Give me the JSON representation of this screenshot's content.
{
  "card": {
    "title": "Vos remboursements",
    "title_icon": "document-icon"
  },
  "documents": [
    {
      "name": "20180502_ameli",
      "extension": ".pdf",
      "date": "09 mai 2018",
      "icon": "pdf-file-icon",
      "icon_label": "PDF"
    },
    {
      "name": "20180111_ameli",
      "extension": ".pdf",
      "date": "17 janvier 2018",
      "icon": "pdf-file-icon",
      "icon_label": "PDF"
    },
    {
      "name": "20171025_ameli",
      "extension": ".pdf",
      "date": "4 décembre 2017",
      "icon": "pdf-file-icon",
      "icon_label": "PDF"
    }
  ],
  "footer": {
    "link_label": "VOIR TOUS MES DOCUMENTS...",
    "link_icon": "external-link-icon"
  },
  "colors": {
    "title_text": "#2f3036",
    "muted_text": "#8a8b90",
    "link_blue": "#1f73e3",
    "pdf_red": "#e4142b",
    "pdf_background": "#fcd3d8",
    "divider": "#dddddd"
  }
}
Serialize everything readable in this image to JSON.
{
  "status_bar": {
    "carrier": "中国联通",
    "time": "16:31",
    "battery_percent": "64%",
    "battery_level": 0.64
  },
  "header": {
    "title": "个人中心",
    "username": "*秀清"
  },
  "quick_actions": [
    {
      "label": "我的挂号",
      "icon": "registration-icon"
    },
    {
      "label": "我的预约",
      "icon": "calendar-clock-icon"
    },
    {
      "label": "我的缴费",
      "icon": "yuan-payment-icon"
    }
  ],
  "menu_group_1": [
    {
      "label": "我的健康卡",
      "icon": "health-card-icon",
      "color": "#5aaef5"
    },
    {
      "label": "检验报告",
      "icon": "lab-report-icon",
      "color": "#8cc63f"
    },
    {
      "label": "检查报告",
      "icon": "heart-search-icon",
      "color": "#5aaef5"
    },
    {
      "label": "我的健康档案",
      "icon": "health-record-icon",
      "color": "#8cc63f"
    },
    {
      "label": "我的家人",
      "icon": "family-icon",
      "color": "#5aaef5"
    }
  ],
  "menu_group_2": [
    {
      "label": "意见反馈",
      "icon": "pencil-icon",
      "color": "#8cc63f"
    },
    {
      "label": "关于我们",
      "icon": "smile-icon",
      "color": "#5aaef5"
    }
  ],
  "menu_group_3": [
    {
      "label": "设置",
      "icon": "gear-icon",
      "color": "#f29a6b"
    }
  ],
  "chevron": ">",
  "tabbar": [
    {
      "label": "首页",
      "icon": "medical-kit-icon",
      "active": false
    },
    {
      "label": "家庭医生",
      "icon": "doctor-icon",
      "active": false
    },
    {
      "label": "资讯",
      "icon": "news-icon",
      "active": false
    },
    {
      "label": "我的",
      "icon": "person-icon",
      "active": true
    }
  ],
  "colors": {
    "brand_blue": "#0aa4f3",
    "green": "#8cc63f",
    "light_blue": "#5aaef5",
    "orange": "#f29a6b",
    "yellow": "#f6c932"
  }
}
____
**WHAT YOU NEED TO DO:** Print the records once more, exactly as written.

**EXPECTED ANSWER:**
Give me the JSON representation of this screenshot's content.
{
  "card": {
    "title": "Vos remboursements",
    "title_icon": "document-icon"
  },
  "documents": [
    {
      "name": "20180502_ameli",
      "extension": ".pdf",
      "date": "09 mai 2018",
      "icon": "pdf-file-icon",
      "icon_label": "PDF"
    },
    {
      "name": "20180111_ameli",
      "extension": ".pdf",
      "date": "17 janvier 2018",
      "icon": "pdf-file-icon",
      "icon_label": "PDF"
    },
    {
      "name": "20171025_ameli",
      "extension": ".pdf",
      "date": "4 décembre 2017",
      "icon": "pdf-file-icon",
      "icon_label": "PDF"
    }
  ],
  "footer": {
    "link_label": "VOIR TOUS MES DOCUMENTS...",
    "link_icon": "external-link-icon"
  },
  "colors": {
    "title_text": "#2f3036",
    "muted_text": "#8a8b90",
    "link_blue": "#1f73e3",
    "pdf_red": "#e4142b",
    "pdf_background": "#fcd3d8",
    "divider": "#dddddd"
  }
}
Serialize everything readable in this image to JSON.
{
  "status_bar": {
    "carrier": "中国联通",
    "time": "16:31",
    "battery_percent": "64%",
    "battery_level": 0.64
  },
  "header": {
    "title": "个人中心",
    "username": "*秀清"
  },
  "quick_actions": [
    {
      "label": "我的挂号",
      "icon": "registration-icon"
    },
    {
      "label": "我的预约",
      "icon": "calendar-clock-icon"
    },
    {
      "label": "我的缴费",
      "icon": "yuan-payment-icon"
    }
  ],
  "menu_group_1": [
    {
      "label": "我的健康卡",
      "icon": "health-card-icon",
      "color": "#5aaef5"
    },
    {
      "label": "检验报告",
      "icon": "lab-report-icon",
      "color": "#8cc63f"
    },
    {
      "label": "检查报告",
      "icon": "heart-search-icon",
      "color": "#5aaef5"
    },
    {
      "label": "我的健康档案",
      "icon": "health-record-icon",
      "color": "#8cc63f"
    },
    {
      "label": "我的家人",
      "icon": "family-icon",
      "color": "#5aaef5"
    }
  ],
  "menu_group_2": [
    {
      "label": "意见反馈",
      "icon": "pencil-icon",
      "color": "#8cc63f"
    },
    {
      "label": "关于我们",
      "icon": "smile-icon",
      "color": "#5aaef5"
    }
  ],
  "menu_group_3": [
    {
      "label": "设置",
      "icon": "gear-icon",
      "color": "#f29a6b"
    }
  ],
  "chevron": ">",
  "tabbar": [
    {
      "label": "首页",
      "icon": "medical-kit-icon",
      "active": false
    },
    {
      "label": "家庭医生",
      "icon": "doctor-icon",
      "active": false
    },
    {
      "label": "资讯",
      "icon": "news-icon",
      "active": false
    },
    {
      "label": "我的",
      "icon": "person-icon",
      "active": true
    }
  ],
  "colors": {
    "brand_blue": "#0aa4f3",
    "green": "#8cc63f",
    "light_blue": "#5aaef5",
    "orange": "#f29a6b",
    "yellow": "#f6c932"
  }
}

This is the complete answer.